*Task brief*. Filter the entries that follow, copying every line in which the word "true" appears.

(Saved data entries)

%%

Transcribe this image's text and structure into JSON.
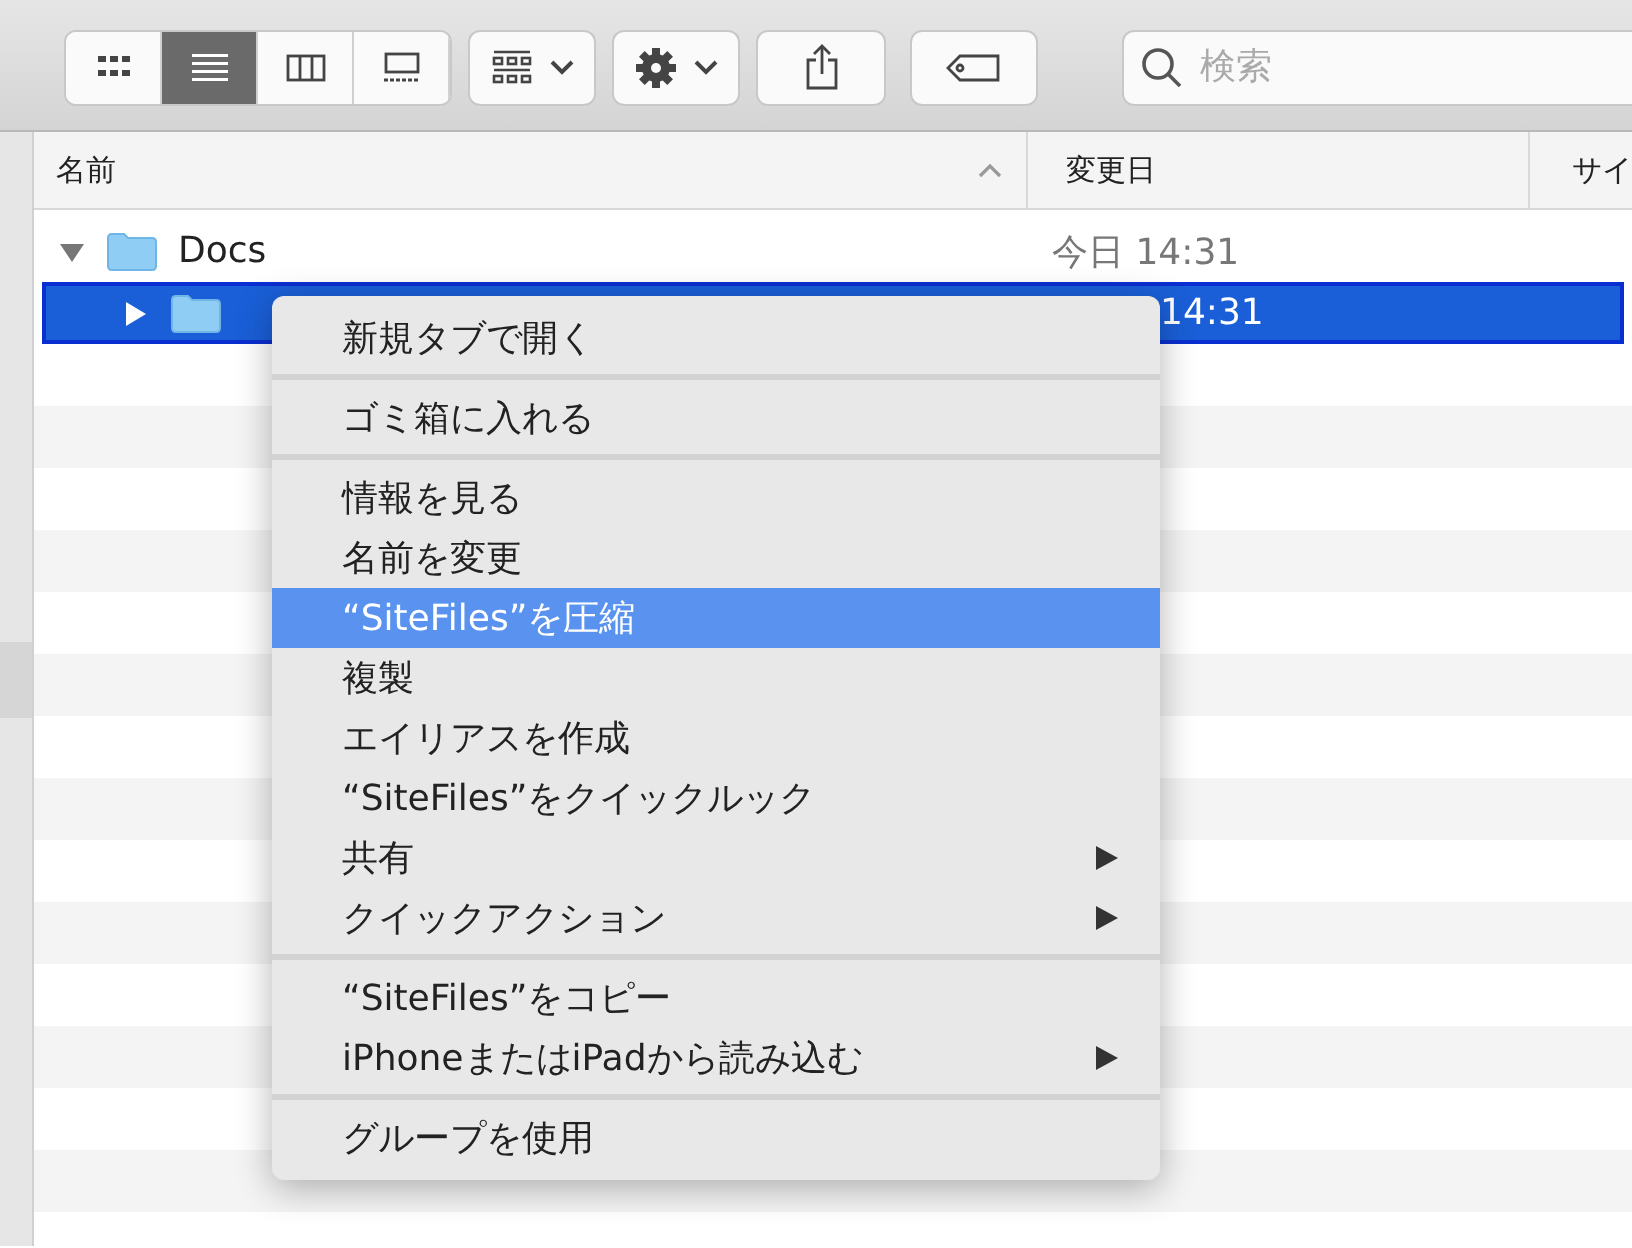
{
  "toolbar": {
    "view_modes": [
      {
        "selected": false
      },
      {
        "selected": true
      },
      {
        "selected": false
      },
      {
        "selected": false
      }
    ],
    "search": {
      "placeholder": "検索"
    }
  },
  "columns": [
    "名前",
    "変更日",
    "サイ"
  ],
  "rows": [
    {
      "name": "Docs",
      "date": "今日 14:31",
      "expanded": true,
      "selected": false
    },
    {
      "date": "14:31",
      "expanded": false,
      "selected": true
    }
  ],
  "context_menu": [
    {
      "kind": "item",
      "label": "新規タブで開く",
      "highlighted": false,
      "submenu": false
    },
    {
      "kind": "separator"
    },
    {
      "kind": "item",
      "label": "ゴミ箱に入れる",
      "highlighted": false,
      "submenu": false
    },
    {
      "kind": "separator"
    },
    {
      "kind": "item",
      "label": "情報を見る",
      "highlighted": false,
      "submenu": false
    },
    {
      "kind": "item",
      "label": "名前を変更",
      "highlighted": false,
      "submenu": false
    },
    {
      "kind": "item",
      "label": "“SiteFiles”を圧縮",
      "highlighted": true,
      "submenu": false
    },
    {
      "kind": "item",
      "label": "複製",
      "highlighted": false,
      "submenu": false
    },
    {
      "kind": "item",
      "label": "エイリアスを作成",
      "highlighted": false,
      "submenu": false
    },
    {
      "kind": "item",
      "label": "“SiteFiles”をクイックルック",
      "highlighted": false,
      "submenu": false
    },
    {
      "kind": "item",
      "label": "共有",
      "highlighted": false,
      "submenu": true
    },
    {
      "kind": "item",
      "label": "クイックアクション",
      "highlighted": false,
      "submenu": true
    },
    {
      "kind": "separator"
    },
    {
      "kind": "item",
      "label": "“SiteFiles”をコピー",
      "highlighted": false,
      "submenu": false
    },
    {
      "kind": "item",
      "label": "iPhoneまたはiPadから読み込む",
      "highlighted": false,
      "submenu": true
    },
    {
      "kind": "separator"
    },
    {
      "kind": "item",
      "label": "グループを使用",
      "highlighted": false,
      "submenu": false
    }
  ]
}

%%

*Answer to this exercise*.
        "selected": true
      "expanded": true,
      "selected": true
      "highlighted": true,
      "submenu": true
      "submenu": true
      "submenu": true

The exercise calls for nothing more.